An artist’s depiction of a supernova explosion. Credit: NASA illustration
The research team investigating UGC 11860(opens in a new tab) wants to better understand the star systems that eventually go out with the swift kick of a supernova, according to the European Space Agency, which collaborates with NASA on Hubble.
“The hugely energetic processes during supernova explosions are predominantly responsible for forging the elements between silicon and nickel on the periodic table,” according to the agency(opens in a new tab). “This means that understanding the influence of the masses and compositions of the progenitor star systems is vital to explaining how many of the chemical elements here on Earth originated.”

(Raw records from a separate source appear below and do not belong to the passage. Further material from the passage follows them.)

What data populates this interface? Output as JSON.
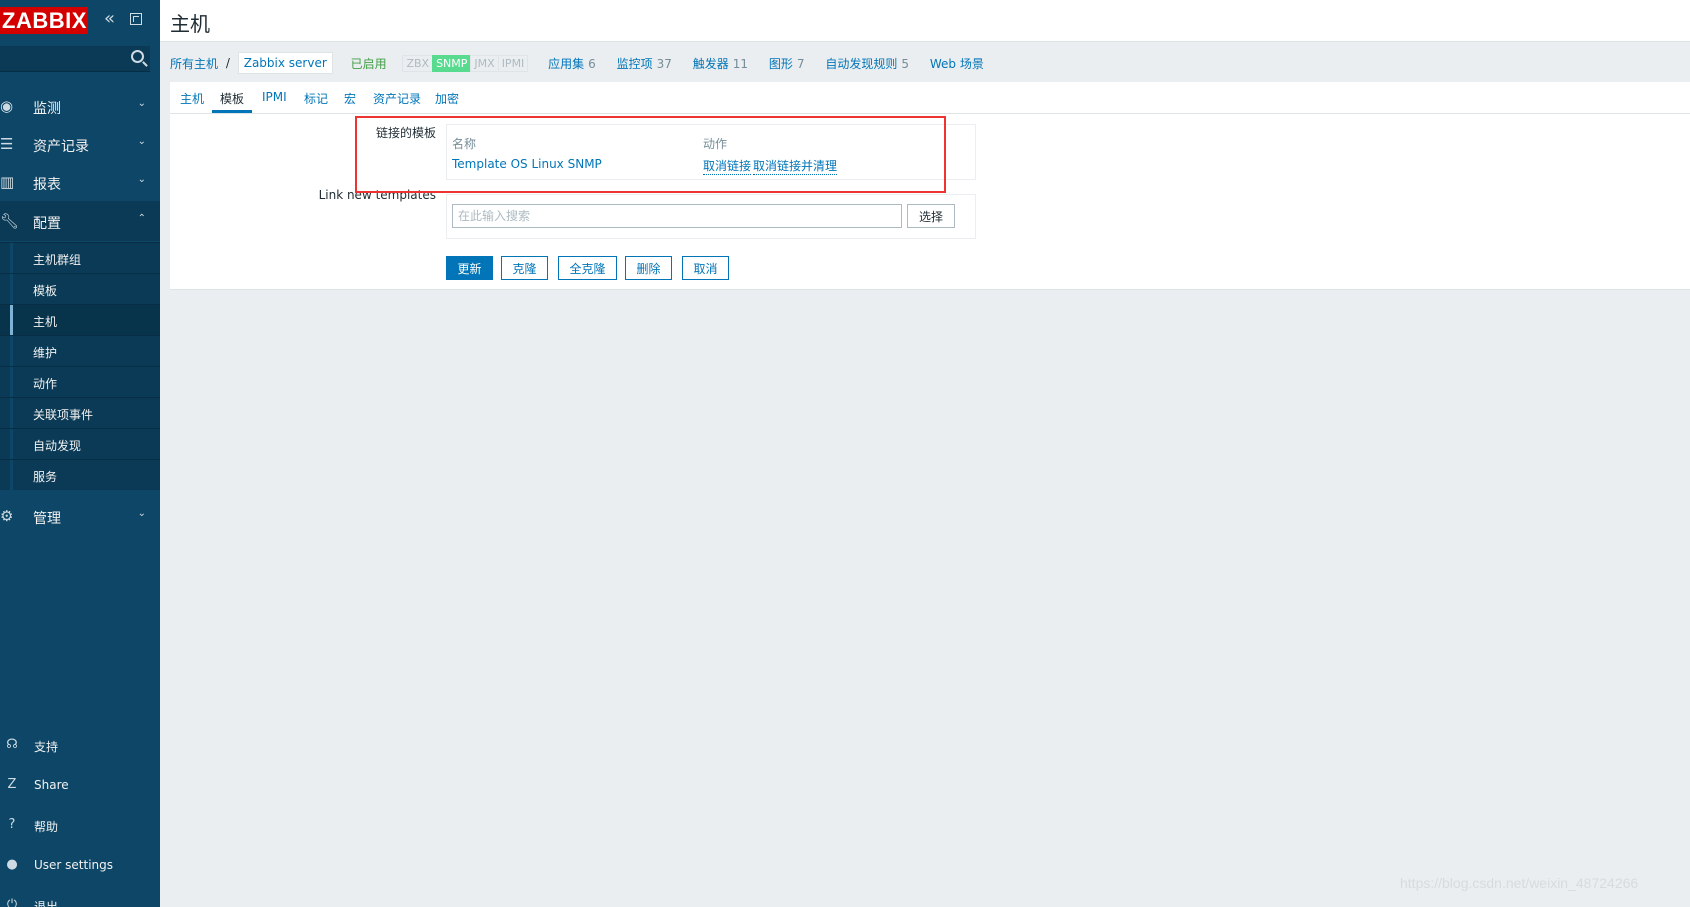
{
  "sidebar": {
    "logo": "ZABBIX",
    "collapse_icon": "«",
    "search_placeholder": "",
    "menu": [
      {
        "label": "监测",
        "icon": "eye-icon"
      },
      {
        "label": "资产记录",
        "icon": "list-icon"
      },
      {
        "label": "报表",
        "icon": "bar-chart-icon"
      },
      {
        "label": "配置",
        "icon": "wrench-icon"
      },
      {
        "label": "管理",
        "icon": "gear-icon"
      }
    ],
    "config_submenu": [
      "主机群组",
      "模板",
      "主机",
      "维护",
      "动作",
      "关联项事件",
      "自动发现",
      "服务"
    ],
    "bottom": [
      {
        "label": "支持",
        "icon": "headset-icon"
      },
      {
        "label": "Share",
        "icon": "share-icon"
      },
      {
        "label": "帮助",
        "icon": "help-icon"
      },
      {
        "label": "User settings",
        "icon": "user-icon"
      },
      {
        "label": "退出",
        "icon": "logout-icon"
      }
    ]
  },
  "header": {
    "title": "主机"
  },
  "host_nav": {
    "all_hosts": "所有主机",
    "separator": "/",
    "current_host": "Zabbix server",
    "status": "已启用",
    "availability": [
      "ZBX",
      "SNMP",
      "JMX",
      "IPMI"
    ],
    "links": [
      {
        "label": "应用集",
        "count": "6"
      },
      {
        "label": "监控项",
        "count": "37"
      },
      {
        "label": "触发器",
        "count": "11"
      },
      {
        "label": "图形",
        "count": "7"
      },
      {
        "label": "自动发现规则",
        "count": "5"
      },
      {
        "label": "Web 场景",
        "count": ""
      }
    ]
  },
  "tabs": [
    "主机",
    "模板",
    "IPMI",
    "标记",
    "宏",
    "资产记录",
    "加密"
  ],
  "form": {
    "linked_templates_label": "链接的模板",
    "col_name": "名称",
    "col_action": "动作",
    "template_name": "Template OS Linux SNMP",
    "unlink": "取消链接",
    "unlink_clear": "取消链接并清理",
    "link_new_label": "Link new templates",
    "search_placeholder": "在此输入搜索",
    "select_button": "选择",
    "buttons": {
      "update": "更新",
      "clone": "克隆",
      "full_clone": "全克隆",
      "delete": "删除",
      "cancel": "取消"
    }
  },
  "watermark": "https://blog.csdn.net/weixin_48724266",
  "colors": {
    "sidebar": "#0d4666",
    "accent": "#0275b8",
    "logo": "#d40000",
    "snmp_available": "#59db8f",
    "highlight": "#ee3333"
  }
}
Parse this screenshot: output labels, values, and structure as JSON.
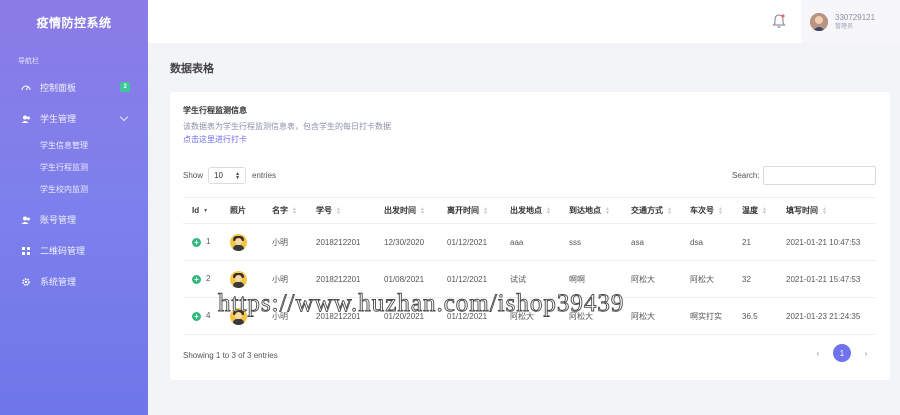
{
  "app": {
    "title": "疫情防控系统",
    "nav_caption": "导航栏"
  },
  "sidebar": {
    "items": [
      {
        "label": "控制面板",
        "icon": "gauge-icon",
        "badge": "3"
      },
      {
        "label": "学生管理",
        "icon": "users-icon"
      },
      {
        "label": "账号管理",
        "icon": "users-icon"
      },
      {
        "label": "二维码管理",
        "icon": "grid-icon"
      },
      {
        "label": "系统管理",
        "icon": "gear-icon"
      }
    ],
    "sub_items": [
      {
        "label": "学生信息管理"
      },
      {
        "label": "学生行程监测"
      },
      {
        "label": "学生校内监测"
      }
    ]
  },
  "topbar": {
    "username": "330729121",
    "role": "管理员"
  },
  "page": {
    "title": "数据表格"
  },
  "card": {
    "title": "学生行程监测信息",
    "description": "该数据表为学生行程监测信息表，包含学生的每日打卡数据",
    "link": "点击这里进行打卡"
  },
  "table_controls": {
    "show": "Show",
    "length": "10",
    "entries": "entries",
    "search_label": "Search:"
  },
  "table": {
    "headers": [
      "Id",
      "照片",
      "名字",
      "学号",
      "出发时间",
      "离开时间",
      "出发地点",
      "到达地点",
      "交通方式",
      "车次号",
      "温度",
      "填写时间"
    ],
    "rows": [
      [
        "1",
        "",
        "小明",
        "2018212201",
        "12/30/2020",
        "01/12/2021",
        "aaa",
        "sss",
        "asa",
        "dsa",
        "21",
        "2021-01-21 10:47:53"
      ],
      [
        "2",
        "",
        "小明",
        "2018212201",
        "01/08/2021",
        "01/12/2021",
        "试试",
        "啊啊",
        "阿松大",
        "阿松大",
        "32",
        "2021-01-21 15:47:53"
      ],
      [
        "4",
        "",
        "小明",
        "2018212201",
        "01/20/2021",
        "01/12/2021",
        "阿松大",
        "阿松大",
        "阿松大",
        "啊实打实",
        "36.5",
        "2021-01-23 21:24:35"
      ]
    ]
  },
  "footer": {
    "info": "Showing 1 to 3 of 3 entries",
    "prev": "‹",
    "page": "1",
    "next": "›"
  },
  "watermark": "https://www.huzhan.com/ishop39439",
  "colors": {
    "sidebar_top": "#8b7be6",
    "sidebar_bottom": "#6f76e8",
    "accent": "#6f74ec",
    "badge": "#3cc796",
    "plus": "#31b97b"
  }
}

Elisha Sauers is the space and future tech reporter for Mashable, interested in asteroids, astronauts, and astro nuts. In over 15 years of reporting, she’s covered a variety of topics, including health, business, and government, with a penchant for FOIA and other public records requests. She previously worked for The Virginian-Pilot in Norfolk, Virginia, and The Capital in Annapolis, Maryland, now known as The Capital-Gazette. Her work has earned numerous state awards, including the Virginia Press Association’s top honor, Best in Show(opens in a new tab), and national recognition(opens in a new tab) for narrative storytelling. In her first year covering space for Mashable, Sauers grabbed a National Headliner Award(opens in a new tab) for beat reporting. Send space tips and story ideas to [email protected](opens in a new tab) or text 443-684-2489. Follow her on Twitter at @elishasauers(opens in a new tab).